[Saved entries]
※

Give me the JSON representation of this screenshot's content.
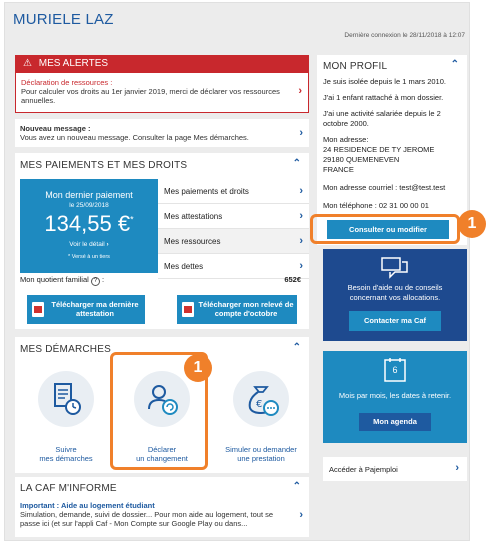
{
  "header": {
    "user_name": "MURIELE LAZ",
    "last_login": "Dernière connexion le 28/11/2018 à 12:07"
  },
  "alerts": {
    "title": "MES ALERTES",
    "item_title": "Déclaration de ressources :",
    "item_text": "Pour calculer vos droits au 1er janvier 2019, merci de déclarer vos ressources annuelles."
  },
  "message": {
    "title": "Nouveau message :",
    "text": "Vous avez un nouveau message. Consulter la page Mes démarches."
  },
  "payments": {
    "title": "MES PAIEMENTS ET MES DROITS",
    "tile_label": "Mon dernier paiement",
    "tile_date": "le 25/09/2018",
    "amount": "134,55 €",
    "amount_mark": "*",
    "detail": "Voir le détail",
    "note": "* Versé à un tiers",
    "menu": [
      "Mes paiements et droits",
      "Mes attestations",
      "Mes ressources",
      "Mes dettes"
    ],
    "quotient_label": "Mon quotient familial",
    "quotient_value": "652€",
    "dl1": "Télécharger ma dernière attestation",
    "dl2": "Télécharger mon relevé de compte d'octobre"
  },
  "demarches": {
    "title": "MES DÉMARCHES",
    "items": [
      {
        "label_line1": "Suivre",
        "label_line2": "mes démarches"
      },
      {
        "label_line1": "Déclarer",
        "label_line2": "un changement"
      },
      {
        "label_line1": "Simuler ou demander",
        "label_line2": "une prestation"
      }
    ]
  },
  "caf_info": {
    "title": "LA CAF M'INFORME",
    "item_title": "Important : Aide au logement étudiant",
    "item_text": "Simulation, demande, suivi de dossier... Pour mon aide au logement, tout se passe ici (et sur l'appli Caf - Mon Compte sur Google Play ou dans..."
  },
  "profile": {
    "title": "MON PROFIL",
    "lines": [
      "Je suis isolée depuis le 1 mars 2010.",
      "J'ai 1 enfant rattaché à mon dossier.",
      "J'ai une activité salariée depuis le 2 octobre 2000.",
      "Mon adresse:",
      "24 RESIDENCE DE TY JEROME",
      "29180 QUEMENEVEN",
      "FRANCE",
      "Mon adresse courriel : test@test.test",
      "Mon téléphone : 02 31 00 00 01"
    ],
    "button": "Consulter ou modifier"
  },
  "help": {
    "text": "Besoin d'aide ou de conseils concernant vos allocations.",
    "button": "Contacter ma Caf"
  },
  "agenda": {
    "calendar_day": "6",
    "text": "Mois par mois, les dates à retenir.",
    "button": "Mon agenda"
  },
  "pajemploi": {
    "label": "Accéder à Pajemploi"
  },
  "annotations": {
    "badge_profile": "1",
    "badge_demarche": "1"
  },
  "colors": {
    "brand_blue": "#1e5aa0",
    "light_blue": "#1e8ac0",
    "alert_red": "#c8282d",
    "highlight_orange": "#f0802a"
  }
}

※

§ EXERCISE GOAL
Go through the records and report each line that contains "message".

§ TASK ANSWER
  "message": {
    "title": "Nouveau message :",
    "text": "Vous avez un nouveau message. Consulter la page Mes démarches."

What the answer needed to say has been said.